**EXERCISE BRIEF**
Which lines in the data below contain the word "Genuss"? Return each of them.
───── DATA UNDER STUDY
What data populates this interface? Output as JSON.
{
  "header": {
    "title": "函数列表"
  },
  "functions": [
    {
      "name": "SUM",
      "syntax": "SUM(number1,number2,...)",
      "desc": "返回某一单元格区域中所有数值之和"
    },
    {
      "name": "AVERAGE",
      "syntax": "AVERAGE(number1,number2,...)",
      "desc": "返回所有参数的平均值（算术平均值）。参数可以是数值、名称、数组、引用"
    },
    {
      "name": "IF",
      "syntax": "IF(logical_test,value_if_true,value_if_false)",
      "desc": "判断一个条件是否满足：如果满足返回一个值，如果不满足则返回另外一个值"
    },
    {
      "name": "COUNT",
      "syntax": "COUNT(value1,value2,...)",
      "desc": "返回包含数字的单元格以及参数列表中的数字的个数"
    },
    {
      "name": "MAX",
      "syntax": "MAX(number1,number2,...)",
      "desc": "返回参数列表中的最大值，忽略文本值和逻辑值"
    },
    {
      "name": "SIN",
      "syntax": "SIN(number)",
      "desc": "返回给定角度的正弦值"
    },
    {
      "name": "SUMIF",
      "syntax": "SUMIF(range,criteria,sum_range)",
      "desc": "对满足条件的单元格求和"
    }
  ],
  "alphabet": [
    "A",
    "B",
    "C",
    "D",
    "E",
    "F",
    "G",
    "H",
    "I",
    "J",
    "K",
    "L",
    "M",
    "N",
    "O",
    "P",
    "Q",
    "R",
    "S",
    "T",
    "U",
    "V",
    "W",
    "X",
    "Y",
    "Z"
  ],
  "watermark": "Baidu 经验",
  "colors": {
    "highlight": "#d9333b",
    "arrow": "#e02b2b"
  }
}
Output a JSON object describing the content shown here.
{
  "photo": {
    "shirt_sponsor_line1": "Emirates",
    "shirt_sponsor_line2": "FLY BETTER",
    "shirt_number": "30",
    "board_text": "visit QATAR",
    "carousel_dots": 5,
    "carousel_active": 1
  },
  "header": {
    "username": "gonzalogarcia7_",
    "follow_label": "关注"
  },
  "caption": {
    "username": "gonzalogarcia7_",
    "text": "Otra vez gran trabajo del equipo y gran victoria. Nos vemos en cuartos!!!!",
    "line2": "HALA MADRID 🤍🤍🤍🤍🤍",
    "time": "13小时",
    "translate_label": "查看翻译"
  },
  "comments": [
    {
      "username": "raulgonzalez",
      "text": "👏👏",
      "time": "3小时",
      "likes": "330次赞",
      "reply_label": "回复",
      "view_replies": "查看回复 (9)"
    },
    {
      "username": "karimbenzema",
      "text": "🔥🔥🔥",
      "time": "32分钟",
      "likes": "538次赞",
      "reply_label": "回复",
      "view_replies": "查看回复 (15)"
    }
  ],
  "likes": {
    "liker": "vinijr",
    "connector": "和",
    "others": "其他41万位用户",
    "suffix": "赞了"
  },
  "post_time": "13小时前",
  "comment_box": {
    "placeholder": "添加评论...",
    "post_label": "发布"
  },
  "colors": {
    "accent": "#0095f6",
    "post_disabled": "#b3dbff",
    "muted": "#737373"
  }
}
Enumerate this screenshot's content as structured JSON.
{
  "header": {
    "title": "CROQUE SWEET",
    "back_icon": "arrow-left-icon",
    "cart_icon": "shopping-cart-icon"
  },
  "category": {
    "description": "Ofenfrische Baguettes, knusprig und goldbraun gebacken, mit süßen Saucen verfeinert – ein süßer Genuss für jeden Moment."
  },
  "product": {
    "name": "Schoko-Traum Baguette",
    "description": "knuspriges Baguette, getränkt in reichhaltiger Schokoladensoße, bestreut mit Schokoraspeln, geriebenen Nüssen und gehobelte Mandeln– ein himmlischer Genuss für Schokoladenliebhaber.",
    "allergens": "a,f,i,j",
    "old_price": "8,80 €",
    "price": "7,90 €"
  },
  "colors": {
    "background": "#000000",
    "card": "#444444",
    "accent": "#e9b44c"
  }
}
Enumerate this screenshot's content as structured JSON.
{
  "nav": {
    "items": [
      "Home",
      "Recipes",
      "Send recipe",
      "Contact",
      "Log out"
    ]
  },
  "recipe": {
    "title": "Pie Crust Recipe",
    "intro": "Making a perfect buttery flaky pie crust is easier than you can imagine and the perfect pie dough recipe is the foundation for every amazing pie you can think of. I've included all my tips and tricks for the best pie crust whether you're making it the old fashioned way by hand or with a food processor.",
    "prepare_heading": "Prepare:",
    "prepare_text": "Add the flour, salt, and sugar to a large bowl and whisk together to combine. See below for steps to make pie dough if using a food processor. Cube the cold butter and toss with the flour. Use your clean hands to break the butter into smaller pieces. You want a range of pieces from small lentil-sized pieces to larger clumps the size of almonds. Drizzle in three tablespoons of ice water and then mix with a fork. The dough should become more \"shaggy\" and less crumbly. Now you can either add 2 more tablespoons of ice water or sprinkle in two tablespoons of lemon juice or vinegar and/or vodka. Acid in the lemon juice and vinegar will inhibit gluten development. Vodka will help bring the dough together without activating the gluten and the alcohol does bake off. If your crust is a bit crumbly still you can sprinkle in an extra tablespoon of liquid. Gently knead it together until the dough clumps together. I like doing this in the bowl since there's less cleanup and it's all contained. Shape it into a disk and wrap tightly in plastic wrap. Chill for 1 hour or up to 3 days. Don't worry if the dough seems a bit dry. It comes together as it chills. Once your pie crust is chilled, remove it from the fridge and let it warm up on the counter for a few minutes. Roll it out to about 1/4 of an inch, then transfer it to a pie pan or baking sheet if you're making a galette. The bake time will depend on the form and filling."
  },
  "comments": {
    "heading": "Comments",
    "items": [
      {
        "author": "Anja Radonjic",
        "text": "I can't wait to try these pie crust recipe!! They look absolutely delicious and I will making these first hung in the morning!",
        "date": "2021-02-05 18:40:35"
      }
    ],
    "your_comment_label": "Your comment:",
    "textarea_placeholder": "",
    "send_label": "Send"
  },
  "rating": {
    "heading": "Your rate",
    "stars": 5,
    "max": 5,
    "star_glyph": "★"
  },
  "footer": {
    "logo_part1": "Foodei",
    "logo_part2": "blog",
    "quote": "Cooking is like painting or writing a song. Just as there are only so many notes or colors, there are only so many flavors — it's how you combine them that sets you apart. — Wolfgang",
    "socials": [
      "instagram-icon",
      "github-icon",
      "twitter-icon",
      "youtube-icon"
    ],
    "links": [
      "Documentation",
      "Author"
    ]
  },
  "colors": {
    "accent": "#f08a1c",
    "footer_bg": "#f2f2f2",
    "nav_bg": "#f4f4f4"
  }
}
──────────
**ANSWER TO THIS EXERCISE**
    "description": "Ofenfrische Baguettes, knusprig und goldbraun gebacken, mit süßen Saucen verfeinert – ein süßer Genuss für jeden Moment."
    "description": "knuspriges Baguette, getränkt in reichhaltiger Schokoladensoße, bestreut mit Schokoraspeln, geriebenen Nüssen und gehobelte Mandeln– ein himmlischer Genuss für Schokoladenliebhaber.",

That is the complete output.